Harper Reed went from running a T-shirt community to running digital operations for Obama’s reelection campaign. Inside the team’s top-secret efforts to refine voter targeting to a granular (or: “creepy”) level:
By the 2000 election, political data firms like Aristotle had begun purchasing consumer data in bulk from companies like Acxiom. Now campaigns didn’t just know you were a pro-choice teacher who once gave $40 to save the endangered Rocky Mountain swamp gnat; they also could have a data firm sort you by what type of magazines you subscribed to and where you bought your T-shirts. The fifth source, the increasingly powerful email lists, track which blasts you respond to, the links you click on, and whether you unsubscribe.
In the past, this information has been compartmentalized within various segments of the campaign. It existed in separate databases, powered by different kinds of software that could not communicate with each other. The goal of Project Narwhal was to link all of this data together.
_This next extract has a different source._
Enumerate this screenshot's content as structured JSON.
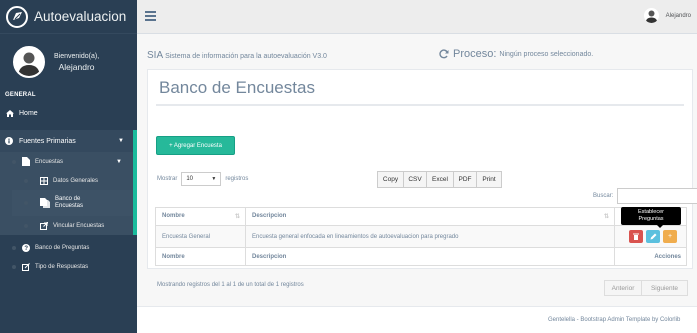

Once Reed and his team had integrated the databases, analysts could identify trends and craft sharper messages calibrated to appeal to individual voters. For example, if the campaign knows that a particular voter in northeastern Ohio is a pro-life Catholic union member, it will leave him off email blasts relating to reproductive rights and personalize its pitch by highlighting Obama’s role in the auto bailout—or Romney’s outsourcing past.